What the exercise asks
Reproduce every record below word for word and include no pictures.

+ + + +

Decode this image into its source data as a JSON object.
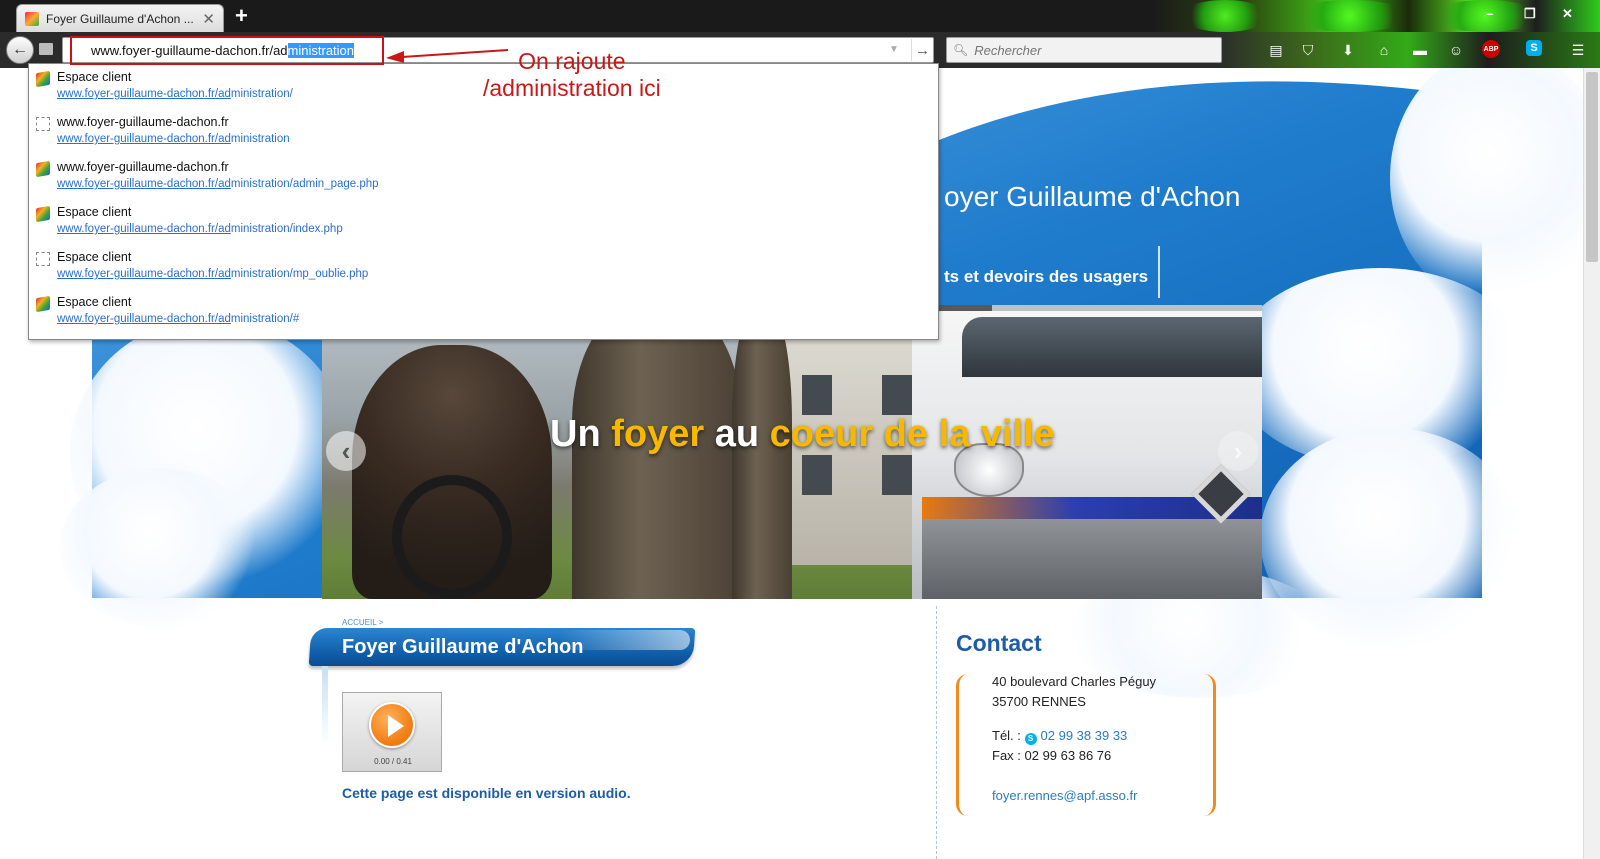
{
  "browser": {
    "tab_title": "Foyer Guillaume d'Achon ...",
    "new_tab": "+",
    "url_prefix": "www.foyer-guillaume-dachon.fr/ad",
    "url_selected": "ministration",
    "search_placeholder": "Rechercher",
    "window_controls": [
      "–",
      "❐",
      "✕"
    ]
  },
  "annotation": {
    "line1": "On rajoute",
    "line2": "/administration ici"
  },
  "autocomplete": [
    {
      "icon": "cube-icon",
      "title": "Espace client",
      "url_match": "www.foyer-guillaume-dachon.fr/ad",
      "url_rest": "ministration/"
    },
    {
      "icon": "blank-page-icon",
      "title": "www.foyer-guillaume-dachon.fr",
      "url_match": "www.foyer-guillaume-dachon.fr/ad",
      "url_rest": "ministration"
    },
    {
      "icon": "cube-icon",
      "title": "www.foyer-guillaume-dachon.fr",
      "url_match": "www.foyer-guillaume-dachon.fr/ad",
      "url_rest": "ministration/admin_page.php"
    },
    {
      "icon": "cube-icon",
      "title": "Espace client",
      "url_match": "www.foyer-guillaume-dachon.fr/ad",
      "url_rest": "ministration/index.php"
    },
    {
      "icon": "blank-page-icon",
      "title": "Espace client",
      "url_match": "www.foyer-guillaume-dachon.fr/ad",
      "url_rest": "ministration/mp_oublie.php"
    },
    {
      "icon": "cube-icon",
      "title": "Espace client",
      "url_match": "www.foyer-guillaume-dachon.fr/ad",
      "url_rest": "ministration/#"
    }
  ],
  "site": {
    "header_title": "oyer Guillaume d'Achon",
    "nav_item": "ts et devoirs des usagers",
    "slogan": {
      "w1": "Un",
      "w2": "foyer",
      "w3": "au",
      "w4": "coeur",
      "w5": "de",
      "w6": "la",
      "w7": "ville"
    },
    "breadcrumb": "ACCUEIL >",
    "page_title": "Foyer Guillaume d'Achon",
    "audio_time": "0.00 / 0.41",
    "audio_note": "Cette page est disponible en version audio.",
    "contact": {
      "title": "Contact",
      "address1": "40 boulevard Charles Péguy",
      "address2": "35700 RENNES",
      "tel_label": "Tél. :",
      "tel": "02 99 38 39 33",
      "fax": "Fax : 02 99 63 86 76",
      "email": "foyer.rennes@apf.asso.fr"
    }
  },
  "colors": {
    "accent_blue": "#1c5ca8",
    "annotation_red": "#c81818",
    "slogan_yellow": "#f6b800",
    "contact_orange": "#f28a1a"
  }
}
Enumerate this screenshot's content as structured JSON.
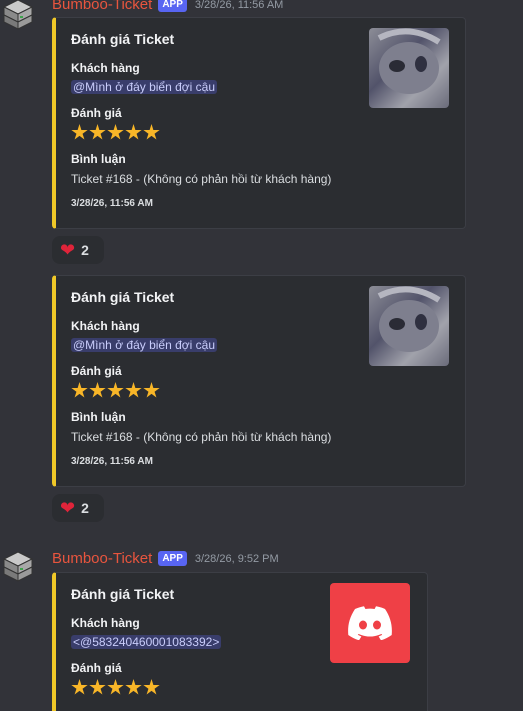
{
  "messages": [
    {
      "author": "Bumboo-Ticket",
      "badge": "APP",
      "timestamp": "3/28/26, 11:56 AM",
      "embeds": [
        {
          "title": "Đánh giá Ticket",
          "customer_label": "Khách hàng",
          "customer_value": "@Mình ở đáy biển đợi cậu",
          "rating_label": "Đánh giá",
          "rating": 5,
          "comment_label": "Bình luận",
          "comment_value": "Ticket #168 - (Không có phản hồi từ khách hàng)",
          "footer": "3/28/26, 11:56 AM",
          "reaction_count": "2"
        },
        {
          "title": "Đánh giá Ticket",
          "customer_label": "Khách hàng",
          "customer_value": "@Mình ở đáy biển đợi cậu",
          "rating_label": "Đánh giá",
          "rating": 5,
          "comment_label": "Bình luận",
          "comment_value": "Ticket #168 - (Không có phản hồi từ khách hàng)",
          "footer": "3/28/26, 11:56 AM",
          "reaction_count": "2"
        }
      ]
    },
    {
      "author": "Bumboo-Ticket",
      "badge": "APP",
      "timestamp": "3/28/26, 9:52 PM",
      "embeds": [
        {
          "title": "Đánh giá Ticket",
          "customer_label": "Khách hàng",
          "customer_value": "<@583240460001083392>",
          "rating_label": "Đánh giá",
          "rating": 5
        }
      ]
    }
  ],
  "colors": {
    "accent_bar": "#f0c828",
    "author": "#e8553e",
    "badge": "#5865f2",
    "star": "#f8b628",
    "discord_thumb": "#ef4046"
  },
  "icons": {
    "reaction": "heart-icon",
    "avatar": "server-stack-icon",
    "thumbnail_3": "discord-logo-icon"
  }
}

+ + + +

Result of this task
Decode this image into its source data as a JSON object.
{
  "browser": {
    "tab_title": "Foyer Guillaume d'Achon ...",
    "new_tab": "+",
    "url_prefix": "www.foyer-guillaume-dachon.fr/ad",
    "url_selected": "ministration",
    "search_placeholder": "Rechercher",
    "window_controls": [
      "–",
      "❐",
      "✕"
    ]
  },
  "annotation": {
    "line1": "On rajoute",
    "line2": "/administration ici"
  },
  "autocomplete": [
    {
      "icon": "cube-icon",
      "title": "Espace client",
      "url_match": "www.foyer-guillaume-dachon.fr/ad",
      "url_rest": "ministration/"
    },
    {
      "icon": "blank-page-icon",
      "title": "www.foyer-guillaume-dachon.fr",
      "url_match": "www.foyer-guillaume-dachon.fr/ad",
      "url_rest": "ministration"
    },
    {
      "icon": "cube-icon",
      "title": "www.foyer-guillaume-dachon.fr",
      "url_match": "www.foyer-guillaume-dachon.fr/ad",
      "url_rest": "ministration/admin_page.php"
    },
    {
      "icon": "cube-icon",
      "title": "Espace client",
      "url_match": "www.foyer-guillaume-dachon.fr/ad",
      "url_rest": "ministration/index.php"
    },
    {
      "icon": "blank-page-icon",
      "title": "Espace client",
      "url_match": "www.foyer-guillaume-dachon.fr/ad",
      "url_rest": "ministration/mp_oublie.php"
    },
    {
      "icon": "cube-icon",
      "title": "Espace client",
      "url_match": "www.foyer-guillaume-dachon.fr/ad",
      "url_rest": "ministration/#"
    }
  ],
  "site": {
    "header_title": "oyer Guillaume d'Achon",
    "nav_item": "ts et devoirs des usagers",
    "slogan": {
      "w1": "Un",
      "w2": "foyer",
      "w3": "au",
      "w4": "coeur",
      "w5": "de",
      "w6": "la",
      "w7": "ville"
    },
    "breadcrumb": "ACCUEIL >",
    "page_title": "Foyer Guillaume d'Achon",
    "audio_time": "0.00 / 0.41",
    "audio_note": "Cette page est disponible en version audio.",
    "contact": {
      "title": "Contact",
      "address1": "40 boulevard Charles Péguy",
      "address2": "35700 RENNES",
      "tel_label": "Tél. :",
      "tel": "02 99 38 39 33",
      "fax": "Fax : 02 99 63 86 76",
      "email": "foyer.rennes@apf.asso.fr"
    }
  },
  "colors": {
    "accent_blue": "#1c5ca8",
    "annotation_red": "#c81818",
    "slogan_yellow": "#f6b800",
    "contact_orange": "#f28a1a"
  }
}
Enumerate this screenshot's content as structured JSON.
{
  "messages": [
    {
      "author": "Bumboo-Ticket",
      "badge": "APP",
      "timestamp": "3/28/26, 11:56 AM",
      "embeds": [
        {
          "title": "Đánh giá Ticket",
          "customer_label": "Khách hàng",
          "customer_value": "@Mình ở đáy biển đợi cậu",
          "rating_label": "Đánh giá",
          "rating": 5,
          "comment_label": "Bình luận",
          "comment_value": "Ticket #168 - (Không có phản hồi từ khách hàng)",
          "footer": "3/28/26, 11:56 AM",
          "reaction_count": "2"
        },
        {
          "title": "Đánh giá Ticket",
          "customer_label": "Khách hàng",
          "customer_value": "@Mình ở đáy biển đợi cậu",
          "rating_label": "Đánh giá",
          "rating": 5,
          "comment_label": "Bình luận",
          "comment_value": "Ticket #168 - (Không có phản hồi từ khách hàng)",
          "footer": "3/28/26, 11:56 AM",
          "reaction_count": "2"
        }
      ]
    },
    {
      "author": "Bumboo-Ticket",
      "badge": "APP",
      "timestamp": "3/28/26, 9:52 PM",
      "embeds": [
        {
          "title": "Đánh giá Ticket",
          "customer_label": "Khách hàng",
          "customer_value": "<@583240460001083392>",
          "rating_label": "Đánh giá",
          "rating": 5
        }
      ]
    }
  ],
  "colors": {
    "accent_bar": "#f0c828",
    "author": "#e8553e",
    "badge": "#5865f2",
    "star": "#f8b628",
    "discord_thumb": "#ef4046"
  },
  "icons": {
    "reaction": "heart-icon",
    "avatar": "server-stack-icon",
    "thumbnail_3": "discord-logo-icon"
  }
}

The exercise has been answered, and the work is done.